However, this does not appear to be the case. Instead, some island cultures would - for lack of resources for shipbuilding or for other reasons - lose the ability to build oceangoing vessels. This is the case for both Rapa Nui (Easter Island) and the Moriori of Rekohu (Chatham Islands). It is conceivable that they preferred isolation over maintaining contact with other islands, though the hardships resulting from changing their way of life and their subsistence economy may make this unlikely. But why were they not rediscovered by other Polynesians?
It seems that some island populations even became extinct when natural resources were exhausted. An example are the Polynesian settlements on Pitcairn and Henderson Island, though this has been linked to civil war on Mangareva Island with which they were apparently in contact.
Furthermore, if they could explore and settle almost every single Pacific island, why would they have missed the surrounding continents, which presumably would have been quite a bit easier to find? There is limited evidence for interactions with South America on a very limited scale, but there was apparently no established trade network let alone migrations of political interactions.
Regarding exchange between Pacific Islands and Australia, there may simply be no record of this.

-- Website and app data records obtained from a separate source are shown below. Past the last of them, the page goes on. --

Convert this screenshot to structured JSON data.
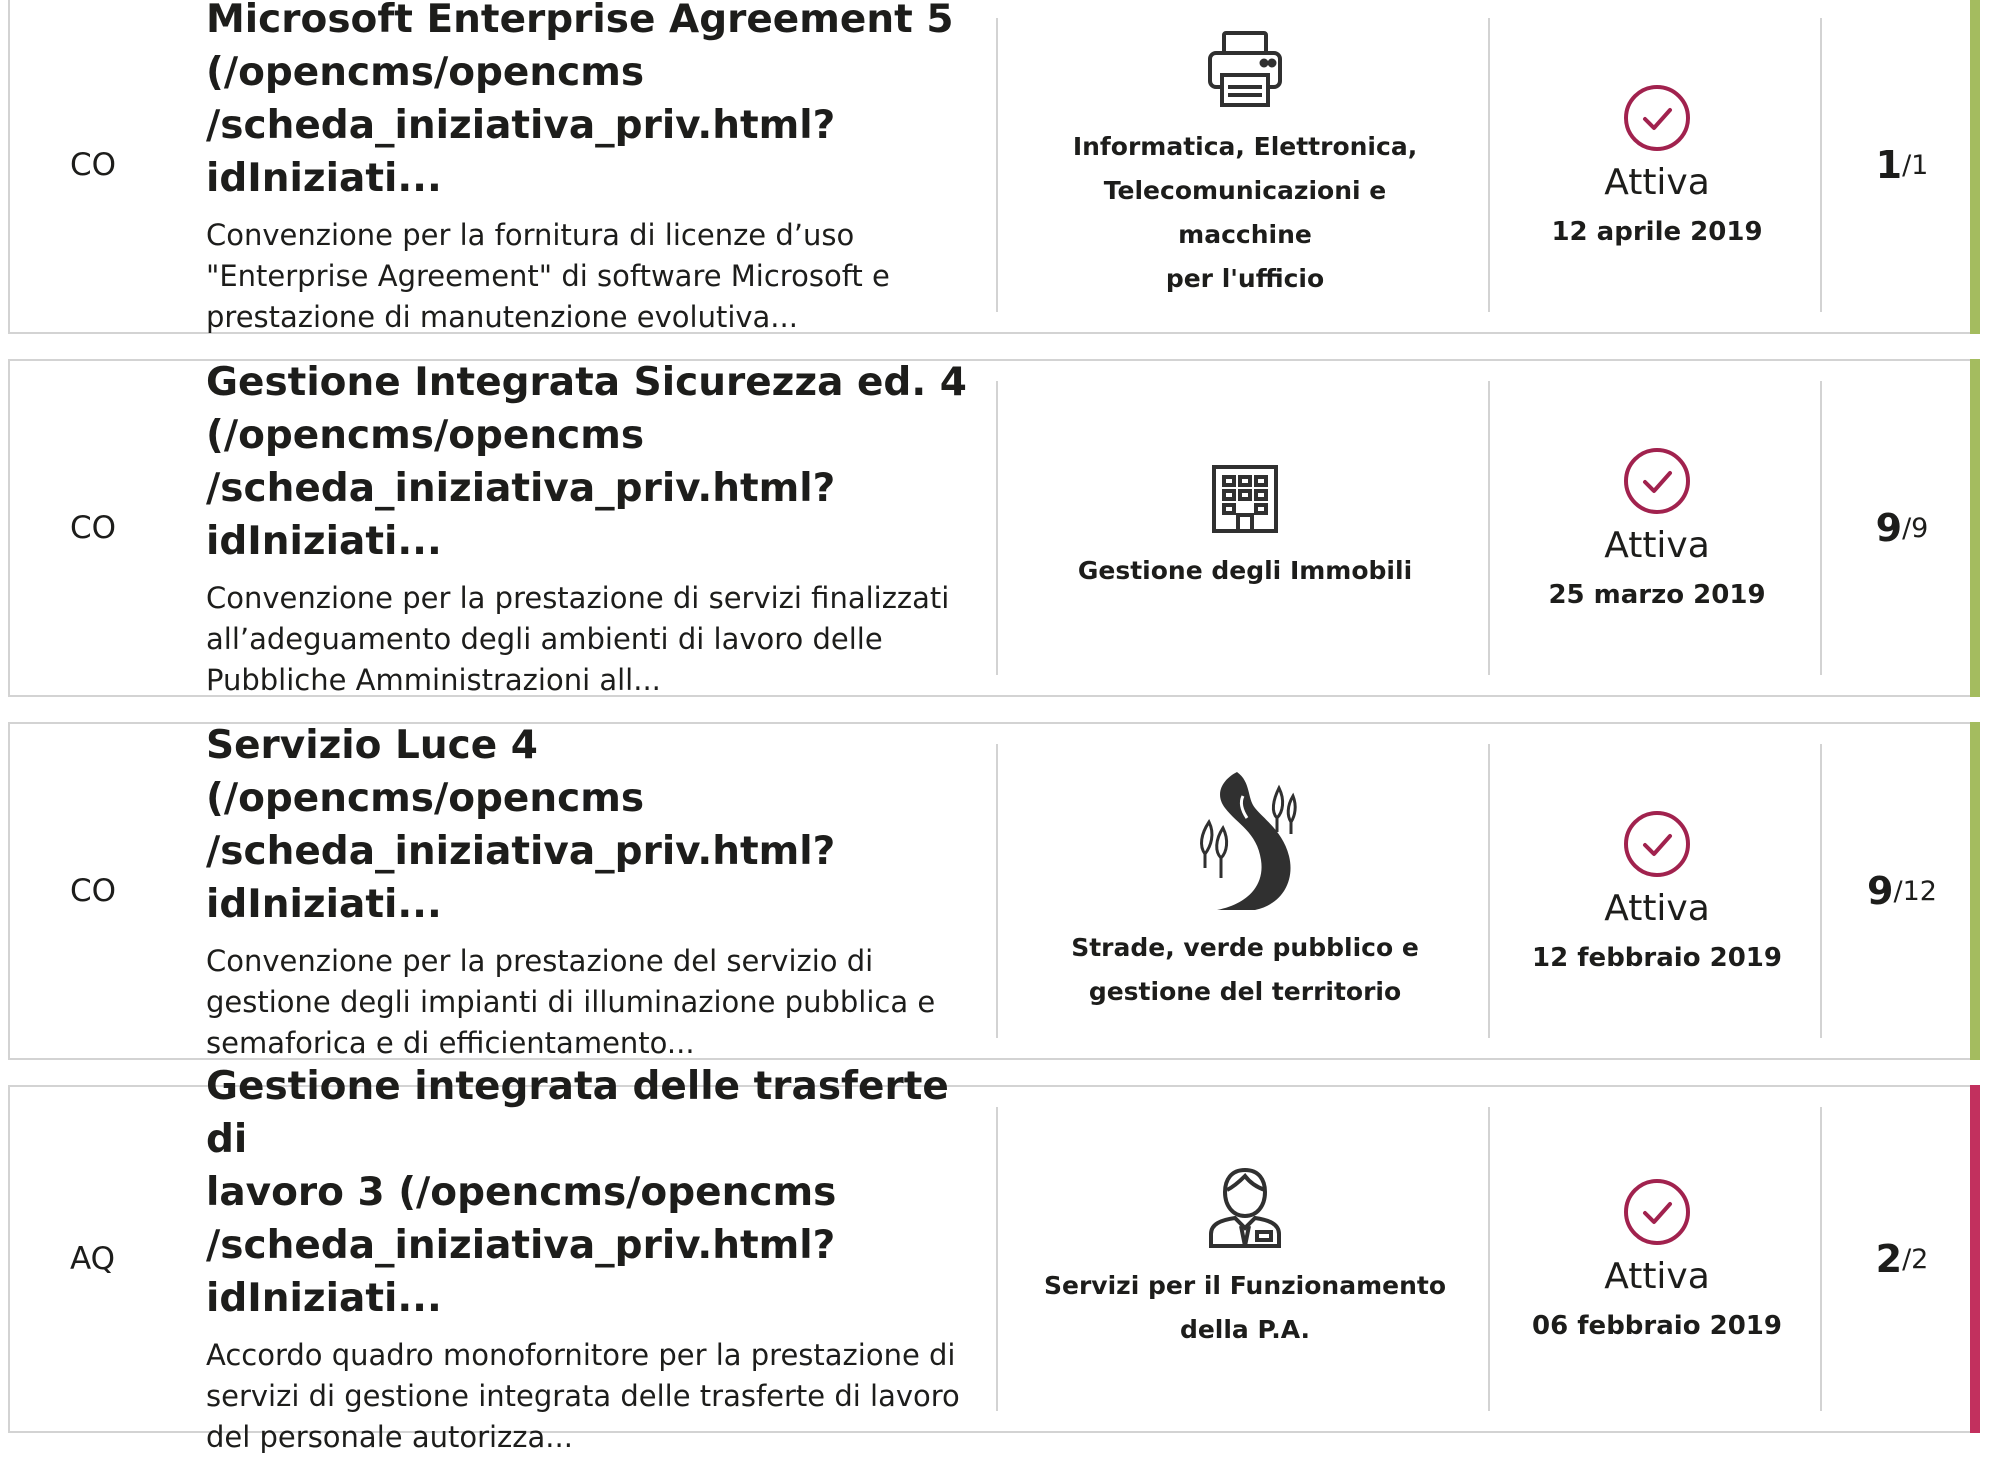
{
  "colors": {
    "active_stripe": "#a4bc5f",
    "aq_stripe": "#c2305e",
    "check_color": "#a1224e",
    "icon_color": "#303030"
  },
  "cards": [
    {
      "type": "CO",
      "title": "Microsoft Enterprise Agreement 5 (/opencms/opencms /scheda_iniziativa_priv.html?idIniziati...",
      "title_lines": [
        "Microsoft Enterprise Agreement 5",
        "(/opencms/opencms",
        "/scheda_iniziativa_priv.html?idIniziati..."
      ],
      "description_lines": [
        "Convenzione per la fornitura di licenze d’uso",
        "\"Enterprise Agreement\" di software Microsoft e",
        "prestazione di manutenzione evolutiva..."
      ],
      "category_icon": "printer-icon",
      "category_lines": [
        "Informatica, Elettronica,",
        "Telecomunicazioni e macchine",
        "per l'ufficio"
      ],
      "status": "Attiva",
      "date": "12 aprile 2019",
      "count_a": "1",
      "count_b": "/1",
      "stripe": "active"
    },
    {
      "type": "CO",
      "title_lines": [
        "Gestione Integrata Sicurezza ed. 4",
        "(/opencms/opencms",
        "/scheda_iniziativa_priv.html?idIniziati..."
      ],
      "description_lines": [
        "Convenzione per la prestazione di servizi finalizzati",
        "all’adeguamento degli ambienti di lavoro delle",
        "Pubbliche Amministrazioni all..."
      ],
      "category_icon": "building-icon",
      "category_lines": [
        "Gestione degli Immobili"
      ],
      "status": "Attiva",
      "date": "25 marzo 2019",
      "count_a": "9",
      "count_b": "/9",
      "stripe": "active"
    },
    {
      "type": "CO",
      "title_lines": [
        "Servizio Luce 4 (/opencms/opencms",
        "/scheda_iniziativa_priv.html?idIniziati..."
      ],
      "description_lines": [
        "Convenzione per la prestazione del servizio di",
        "gestione degli impianti di illuminazione pubblica e",
        "semaforica e di efficientamento..."
      ],
      "category_icon": "road-trees-icon",
      "category_lines": [
        "Strade, verde pubblico e",
        "gestione del territorio"
      ],
      "status": "Attiva",
      "date": "12 febbraio 2019",
      "count_a": "9",
      "count_b": "/12",
      "stripe": "active"
    },
    {
      "type": "AQ",
      "title_lines": [
        "Gestione integrata delle trasferte di",
        "lavoro 3 (/opencms/opencms",
        "/scheda_iniziativa_priv.html?idIniziati..."
      ],
      "description_lines": [
        "Accordo quadro monofornitore per la prestazione di",
        "servizi di gestione integrata delle trasferte di lavoro",
        "del personale autorizza..."
      ],
      "category_icon": "person-icon",
      "category_lines": [
        "Servizi per il Funzionamento",
        "della P.A."
      ],
      "status": "Attiva",
      "date": "06 febbraio 2019",
      "count_a": "2",
      "count_b": "/2",
      "stripe": "aq"
    }
  ]
}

Two HB questions (this one and this one) regarding this resulted in the assessment that: 1. there are no known prehistoric contacts between native Australians and Pacific islanders (specifically Maori). 2. Pacific Islanders (whether Polynesians of Melanesians or others) would have had no interest in settling Australia (different climate from what they were used to). 3. They would not have had superior weaponry over that of the Australian Aborigines.
To what extent were Pacific island cultures in contact with one-another? What was the nature of their seafaring?
- Was it a continuous and extensive trade network with political interactions like in the ancient Mediterranean?
- Did such a trade network exist only in the core areas, such as in the the Tu'i Tonga empire, with outlying islands being isolated?
- Were interactions rather local, to neighboring islands only, with a few rare examples of daring explorers visiting far-away lands?
- Did this change over time with periods of extensive trade and integration and periods of the breakdown of inter-island exchange?
- Was ocean-seafaring done by only a small group (a caste? a tribe?) of the wider population?
- Or was, while the capabilities existed, no seafaring conducted for the purpose of trade (and consequently no need for continuous exchange over longer distances)?
Edit (March 10 2018): As suggested by @Semaphore I now limited the scope of the question to Polynesians. I do not want to discourage interesting insights about Melanesians or Micronesians or others, but maybe this will make the question easier to answer.